This week in the workshop I had the hassle of dealing with fire stain. If you have tried silver soldering you may be familiar with the scourge that is fire stain. Just when you think you’re nearly finished and you begin the final stages of polishing on the lathe those nasty little blotches appear. For those of you lucky enough not to what this looks like it is a pink or purple stain that can develop in sterling silver during soldering.
Here’s the science bit… The oxygen in the air penetrates the outer surface of the object oxidizing the copper content in the sterling silver. The silver is then pickled in sulfuric acid which removes the oxidized copper on the surface. This oxidisation is known as fire scale. The difference is that fire stain can’t be removed in the pickeling process. The problem with fire stain is that it discolours the reflective nature of the polished silver and either needs to be covered by plating or filed away.

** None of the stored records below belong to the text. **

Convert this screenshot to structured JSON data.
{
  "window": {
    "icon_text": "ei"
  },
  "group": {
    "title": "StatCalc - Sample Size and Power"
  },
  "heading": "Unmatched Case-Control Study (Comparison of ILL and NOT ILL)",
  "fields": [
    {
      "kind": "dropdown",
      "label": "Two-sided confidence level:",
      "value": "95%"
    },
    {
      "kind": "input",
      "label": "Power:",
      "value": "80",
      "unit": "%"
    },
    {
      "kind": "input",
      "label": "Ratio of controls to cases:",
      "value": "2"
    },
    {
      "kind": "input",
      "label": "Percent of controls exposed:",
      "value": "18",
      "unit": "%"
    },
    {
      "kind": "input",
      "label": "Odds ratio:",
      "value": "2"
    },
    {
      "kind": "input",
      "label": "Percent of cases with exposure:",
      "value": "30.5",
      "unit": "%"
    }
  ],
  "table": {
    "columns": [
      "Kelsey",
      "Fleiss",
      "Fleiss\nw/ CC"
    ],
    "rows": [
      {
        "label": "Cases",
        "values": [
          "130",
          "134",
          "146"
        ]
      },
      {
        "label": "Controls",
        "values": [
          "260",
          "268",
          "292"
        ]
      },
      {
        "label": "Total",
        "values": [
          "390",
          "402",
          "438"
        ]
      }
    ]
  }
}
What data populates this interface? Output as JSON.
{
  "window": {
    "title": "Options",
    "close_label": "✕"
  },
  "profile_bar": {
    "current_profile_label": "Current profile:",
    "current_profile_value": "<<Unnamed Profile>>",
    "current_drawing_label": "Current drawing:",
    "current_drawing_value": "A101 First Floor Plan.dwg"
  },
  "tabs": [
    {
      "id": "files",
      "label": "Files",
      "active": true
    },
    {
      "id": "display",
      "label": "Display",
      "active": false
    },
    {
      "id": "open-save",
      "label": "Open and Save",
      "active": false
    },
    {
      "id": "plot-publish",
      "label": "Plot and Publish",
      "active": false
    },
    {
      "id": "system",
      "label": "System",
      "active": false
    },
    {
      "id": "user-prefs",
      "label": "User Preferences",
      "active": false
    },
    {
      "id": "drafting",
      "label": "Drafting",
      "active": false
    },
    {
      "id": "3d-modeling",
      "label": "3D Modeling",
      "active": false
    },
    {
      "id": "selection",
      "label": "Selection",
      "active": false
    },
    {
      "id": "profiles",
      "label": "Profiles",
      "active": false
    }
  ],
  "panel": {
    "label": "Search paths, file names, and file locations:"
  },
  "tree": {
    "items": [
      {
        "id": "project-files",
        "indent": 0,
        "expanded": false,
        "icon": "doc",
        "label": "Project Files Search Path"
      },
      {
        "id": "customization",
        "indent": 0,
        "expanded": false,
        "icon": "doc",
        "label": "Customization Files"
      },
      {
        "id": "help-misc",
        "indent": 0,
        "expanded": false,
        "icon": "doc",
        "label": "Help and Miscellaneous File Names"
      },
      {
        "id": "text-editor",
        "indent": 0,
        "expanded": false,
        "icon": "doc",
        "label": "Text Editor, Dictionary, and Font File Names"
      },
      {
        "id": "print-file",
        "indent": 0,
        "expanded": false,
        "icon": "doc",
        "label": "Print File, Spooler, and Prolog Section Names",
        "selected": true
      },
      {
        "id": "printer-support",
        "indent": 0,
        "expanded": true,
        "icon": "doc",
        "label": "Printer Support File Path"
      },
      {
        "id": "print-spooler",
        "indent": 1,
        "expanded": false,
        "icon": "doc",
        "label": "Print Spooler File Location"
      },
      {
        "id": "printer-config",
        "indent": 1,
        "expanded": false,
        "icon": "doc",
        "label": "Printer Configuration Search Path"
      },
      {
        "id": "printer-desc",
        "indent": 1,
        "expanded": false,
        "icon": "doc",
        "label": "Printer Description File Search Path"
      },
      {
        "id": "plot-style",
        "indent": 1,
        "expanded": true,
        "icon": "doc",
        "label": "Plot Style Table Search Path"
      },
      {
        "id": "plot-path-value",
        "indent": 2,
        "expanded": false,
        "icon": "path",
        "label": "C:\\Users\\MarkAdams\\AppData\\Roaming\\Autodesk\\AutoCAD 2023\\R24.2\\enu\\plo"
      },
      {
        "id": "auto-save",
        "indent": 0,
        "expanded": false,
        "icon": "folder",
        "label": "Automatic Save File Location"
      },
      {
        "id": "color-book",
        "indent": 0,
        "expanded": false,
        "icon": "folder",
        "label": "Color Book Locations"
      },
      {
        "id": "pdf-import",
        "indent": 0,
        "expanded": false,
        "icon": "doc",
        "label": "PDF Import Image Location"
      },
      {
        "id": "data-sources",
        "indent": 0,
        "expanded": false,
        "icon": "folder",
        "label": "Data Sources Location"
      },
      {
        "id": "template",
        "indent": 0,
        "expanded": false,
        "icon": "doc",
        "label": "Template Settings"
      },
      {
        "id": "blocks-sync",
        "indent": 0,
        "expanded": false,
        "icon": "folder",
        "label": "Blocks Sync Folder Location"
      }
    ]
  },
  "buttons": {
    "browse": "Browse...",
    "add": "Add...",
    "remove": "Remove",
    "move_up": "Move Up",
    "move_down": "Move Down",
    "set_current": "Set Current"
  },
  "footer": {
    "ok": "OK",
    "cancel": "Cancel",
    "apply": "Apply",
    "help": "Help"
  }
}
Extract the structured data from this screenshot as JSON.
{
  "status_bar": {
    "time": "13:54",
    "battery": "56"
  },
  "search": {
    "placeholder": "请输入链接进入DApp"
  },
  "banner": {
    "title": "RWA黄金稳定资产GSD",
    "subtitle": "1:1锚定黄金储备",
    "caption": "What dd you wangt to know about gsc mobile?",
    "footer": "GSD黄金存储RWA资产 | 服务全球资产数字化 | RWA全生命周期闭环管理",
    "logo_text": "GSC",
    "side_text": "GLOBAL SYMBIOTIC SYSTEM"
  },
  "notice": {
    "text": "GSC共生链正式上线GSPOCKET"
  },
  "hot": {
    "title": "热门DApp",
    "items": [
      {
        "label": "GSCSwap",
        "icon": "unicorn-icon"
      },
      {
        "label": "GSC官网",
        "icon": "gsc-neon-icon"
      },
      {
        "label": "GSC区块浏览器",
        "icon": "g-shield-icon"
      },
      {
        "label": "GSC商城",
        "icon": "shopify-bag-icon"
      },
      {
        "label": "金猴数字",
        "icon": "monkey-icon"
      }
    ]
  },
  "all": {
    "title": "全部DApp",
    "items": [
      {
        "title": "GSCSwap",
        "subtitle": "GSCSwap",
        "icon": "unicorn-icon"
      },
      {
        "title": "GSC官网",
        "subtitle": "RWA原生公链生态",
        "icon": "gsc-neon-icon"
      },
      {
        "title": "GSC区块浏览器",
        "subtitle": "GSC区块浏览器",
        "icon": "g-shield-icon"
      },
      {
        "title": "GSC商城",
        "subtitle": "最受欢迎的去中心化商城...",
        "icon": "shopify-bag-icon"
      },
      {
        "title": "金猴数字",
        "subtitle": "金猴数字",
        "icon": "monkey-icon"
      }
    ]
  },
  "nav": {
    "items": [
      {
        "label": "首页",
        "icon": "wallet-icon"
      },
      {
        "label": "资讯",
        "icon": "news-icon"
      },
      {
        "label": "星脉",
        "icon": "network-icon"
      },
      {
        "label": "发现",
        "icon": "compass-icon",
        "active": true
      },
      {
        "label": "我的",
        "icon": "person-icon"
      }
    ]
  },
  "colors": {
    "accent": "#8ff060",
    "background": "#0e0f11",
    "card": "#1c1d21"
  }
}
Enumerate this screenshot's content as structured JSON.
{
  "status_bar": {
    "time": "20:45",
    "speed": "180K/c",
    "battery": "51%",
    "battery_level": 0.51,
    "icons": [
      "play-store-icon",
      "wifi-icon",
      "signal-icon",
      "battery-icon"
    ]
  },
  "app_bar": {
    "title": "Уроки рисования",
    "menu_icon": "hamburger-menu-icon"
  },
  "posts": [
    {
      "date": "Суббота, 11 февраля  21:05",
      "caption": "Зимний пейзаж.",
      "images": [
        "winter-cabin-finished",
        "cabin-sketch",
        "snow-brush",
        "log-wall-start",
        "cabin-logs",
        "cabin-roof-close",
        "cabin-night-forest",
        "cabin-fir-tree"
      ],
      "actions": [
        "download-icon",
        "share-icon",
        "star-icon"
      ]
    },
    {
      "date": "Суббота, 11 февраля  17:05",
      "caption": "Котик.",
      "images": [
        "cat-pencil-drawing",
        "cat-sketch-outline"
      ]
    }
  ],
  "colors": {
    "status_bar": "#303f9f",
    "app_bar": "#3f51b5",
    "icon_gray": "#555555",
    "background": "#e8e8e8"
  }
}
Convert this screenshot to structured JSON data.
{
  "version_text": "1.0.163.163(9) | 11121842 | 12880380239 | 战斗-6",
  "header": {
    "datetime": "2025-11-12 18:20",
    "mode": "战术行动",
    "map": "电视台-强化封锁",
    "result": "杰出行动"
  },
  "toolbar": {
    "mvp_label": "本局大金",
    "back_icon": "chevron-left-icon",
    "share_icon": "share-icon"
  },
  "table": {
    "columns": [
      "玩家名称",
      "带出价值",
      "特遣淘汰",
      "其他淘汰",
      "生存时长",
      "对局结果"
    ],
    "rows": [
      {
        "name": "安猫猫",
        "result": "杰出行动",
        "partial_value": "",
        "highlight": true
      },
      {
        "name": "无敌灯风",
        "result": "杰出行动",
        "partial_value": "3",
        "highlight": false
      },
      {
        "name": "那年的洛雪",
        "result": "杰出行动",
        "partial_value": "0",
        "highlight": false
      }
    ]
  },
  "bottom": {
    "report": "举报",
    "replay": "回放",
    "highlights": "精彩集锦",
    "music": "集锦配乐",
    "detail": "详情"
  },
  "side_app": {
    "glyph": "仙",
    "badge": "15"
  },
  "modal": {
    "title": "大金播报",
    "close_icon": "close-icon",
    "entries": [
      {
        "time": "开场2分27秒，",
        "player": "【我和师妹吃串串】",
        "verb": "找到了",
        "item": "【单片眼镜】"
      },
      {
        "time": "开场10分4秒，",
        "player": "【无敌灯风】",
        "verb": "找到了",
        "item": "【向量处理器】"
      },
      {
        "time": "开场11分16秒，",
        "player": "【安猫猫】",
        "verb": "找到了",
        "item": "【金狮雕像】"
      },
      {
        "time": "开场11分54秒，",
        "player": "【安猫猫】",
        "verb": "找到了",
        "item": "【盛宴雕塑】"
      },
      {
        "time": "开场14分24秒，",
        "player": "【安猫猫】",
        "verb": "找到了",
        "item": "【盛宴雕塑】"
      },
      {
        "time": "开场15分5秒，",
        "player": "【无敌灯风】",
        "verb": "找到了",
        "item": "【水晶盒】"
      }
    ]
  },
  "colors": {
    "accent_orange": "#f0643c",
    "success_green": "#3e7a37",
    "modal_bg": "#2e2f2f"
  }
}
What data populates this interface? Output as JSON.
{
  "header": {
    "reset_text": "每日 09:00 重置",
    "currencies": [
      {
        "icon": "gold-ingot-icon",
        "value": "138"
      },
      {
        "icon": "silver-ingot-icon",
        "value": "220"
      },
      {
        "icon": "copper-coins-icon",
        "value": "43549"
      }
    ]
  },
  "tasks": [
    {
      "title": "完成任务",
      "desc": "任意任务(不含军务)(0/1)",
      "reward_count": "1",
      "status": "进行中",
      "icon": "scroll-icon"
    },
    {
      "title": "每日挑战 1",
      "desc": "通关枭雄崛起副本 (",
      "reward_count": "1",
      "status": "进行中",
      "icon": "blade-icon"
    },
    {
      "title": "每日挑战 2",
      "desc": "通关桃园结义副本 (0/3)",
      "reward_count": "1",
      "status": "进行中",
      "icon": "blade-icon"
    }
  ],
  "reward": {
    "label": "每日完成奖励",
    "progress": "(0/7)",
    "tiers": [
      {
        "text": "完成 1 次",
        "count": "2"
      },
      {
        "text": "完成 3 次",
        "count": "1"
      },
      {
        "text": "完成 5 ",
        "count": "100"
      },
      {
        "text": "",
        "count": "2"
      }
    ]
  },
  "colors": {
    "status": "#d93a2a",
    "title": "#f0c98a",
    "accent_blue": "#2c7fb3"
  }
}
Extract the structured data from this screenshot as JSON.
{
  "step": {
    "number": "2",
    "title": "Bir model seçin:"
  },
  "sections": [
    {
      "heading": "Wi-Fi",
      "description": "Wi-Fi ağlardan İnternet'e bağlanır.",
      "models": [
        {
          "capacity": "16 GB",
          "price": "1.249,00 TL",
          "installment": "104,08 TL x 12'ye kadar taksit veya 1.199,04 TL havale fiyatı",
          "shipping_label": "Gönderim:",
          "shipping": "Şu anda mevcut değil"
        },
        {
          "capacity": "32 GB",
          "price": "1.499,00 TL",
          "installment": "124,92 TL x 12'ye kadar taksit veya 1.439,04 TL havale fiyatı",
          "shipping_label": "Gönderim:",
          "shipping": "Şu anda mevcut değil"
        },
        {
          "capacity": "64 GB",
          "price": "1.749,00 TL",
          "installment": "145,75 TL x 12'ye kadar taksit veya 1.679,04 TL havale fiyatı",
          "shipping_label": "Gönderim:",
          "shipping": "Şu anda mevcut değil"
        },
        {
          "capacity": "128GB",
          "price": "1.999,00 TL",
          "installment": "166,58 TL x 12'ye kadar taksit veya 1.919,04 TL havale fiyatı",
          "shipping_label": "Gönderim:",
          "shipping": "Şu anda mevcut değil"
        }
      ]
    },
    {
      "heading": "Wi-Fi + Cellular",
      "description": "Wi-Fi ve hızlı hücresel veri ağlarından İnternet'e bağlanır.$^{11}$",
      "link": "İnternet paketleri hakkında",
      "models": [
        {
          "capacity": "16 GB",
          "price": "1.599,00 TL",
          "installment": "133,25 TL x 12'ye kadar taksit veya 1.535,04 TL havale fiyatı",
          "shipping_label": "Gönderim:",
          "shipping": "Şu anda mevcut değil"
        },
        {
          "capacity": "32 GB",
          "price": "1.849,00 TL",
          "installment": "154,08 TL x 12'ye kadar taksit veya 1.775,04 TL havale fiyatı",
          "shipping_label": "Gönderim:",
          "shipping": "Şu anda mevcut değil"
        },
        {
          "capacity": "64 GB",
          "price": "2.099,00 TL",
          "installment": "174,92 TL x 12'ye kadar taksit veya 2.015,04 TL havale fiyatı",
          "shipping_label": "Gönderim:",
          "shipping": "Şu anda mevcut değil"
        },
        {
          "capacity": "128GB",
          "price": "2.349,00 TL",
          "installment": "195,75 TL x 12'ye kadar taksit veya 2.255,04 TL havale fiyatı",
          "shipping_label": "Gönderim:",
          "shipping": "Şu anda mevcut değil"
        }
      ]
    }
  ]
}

Mostly you don’t see the extent of the fire stain until you have the piece polished and finished. The best way to see it is to hold the silver against a piece of white paper. This way you have a uniform white reflection on the silver that highlights the pinky purple stain.
Here’s a photo of a cuff link that I made recently that had some fire stain. You can see the pink blotches on either side of the cut away circle design. There are lots of things you do to remove fire stain which involve chemical solutions or silver plating. Unfortunately this can be expensive and because it doesn’t happen me that often I haven’t seen the need to invest in them. The other method for getting rid of the fire stain is by abrasive removal using either a polishing lathe or other abrasive techniques. I think the best way to remove it is to use some wet emery paper on the stained area. It can be slow work but it allows you to concentrate on the area as opposed to a polishing lathe which can soften the sharp edges and detail of a piece. Once you have removed the patches of fire stain you can then finish the piece on the polishing lathe.
The ideal solution to fire stain is to prevent it from happening in the first place. As the oxygen is the cause of the stain many silversmiths recommend creating oxygen free conditions when soldering. Ganoskin have a good piece on how to go about achieving this, to see it click here. I find the best way to prevent fire stain is to make sure you are using the correct size flame for the piece you are soldering. A very hot flame can over heat the piece but also a flame that is too soft means it takes much longer to melt the solder. Both these problems can cause fire stain. The other thing is to make sure the piece is clean so you don’t need to prolong the soldering process due to dirty metal.
Hope this helps in the fight against fire stain!